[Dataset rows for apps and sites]
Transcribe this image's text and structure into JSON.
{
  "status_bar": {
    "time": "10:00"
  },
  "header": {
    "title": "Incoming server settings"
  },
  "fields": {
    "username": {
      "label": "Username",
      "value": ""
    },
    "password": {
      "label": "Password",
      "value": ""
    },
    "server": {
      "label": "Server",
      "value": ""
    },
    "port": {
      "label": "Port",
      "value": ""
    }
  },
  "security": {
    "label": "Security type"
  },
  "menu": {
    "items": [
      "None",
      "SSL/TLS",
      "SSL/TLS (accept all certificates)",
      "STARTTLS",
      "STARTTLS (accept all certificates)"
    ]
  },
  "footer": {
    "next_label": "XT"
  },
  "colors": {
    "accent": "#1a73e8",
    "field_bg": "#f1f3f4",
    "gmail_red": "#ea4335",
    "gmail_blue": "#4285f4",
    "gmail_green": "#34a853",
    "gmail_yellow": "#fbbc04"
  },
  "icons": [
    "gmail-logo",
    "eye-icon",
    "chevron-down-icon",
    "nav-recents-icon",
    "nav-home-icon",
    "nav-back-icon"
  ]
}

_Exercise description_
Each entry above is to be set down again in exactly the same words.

_Response_
Transcribe this image's text and structure into JSON.
{
  "status_bar": {
    "time": "10:00"
  },
  "header": {
    "title": "Incoming server settings"
  },
  "fields": {
    "username": {
      "label": "Username",
      "value": ""
    },
    "password": {
      "label": "Password",
      "value": ""
    },
    "server": {
      "label": "Server",
      "value": ""
    },
    "port": {
      "label": "Port",
      "value": ""
    }
  },
  "security": {
    "label": "Security type"
  },
  "menu": {
    "items": [
      "None",
      "SSL/TLS",
      "SSL/TLS (accept all certificates)",
      "STARTTLS",
      "STARTTLS (accept all certificates)"
    ]
  },
  "footer": {
    "next_label": "XT"
  },
  "colors": {
    "accent": "#1a73e8",
    "field_bg": "#f1f3f4",
    "gmail_red": "#ea4335",
    "gmail_blue": "#4285f4",
    "gmail_green": "#34a853",
    "gmail_yellow": "#fbbc04"
  },
  "icons": [
    "gmail-logo",
    "eye-icon",
    "chevron-down-icon",
    "nav-recents-icon",
    "nav-home-icon",
    "nav-back-icon"
  ]
}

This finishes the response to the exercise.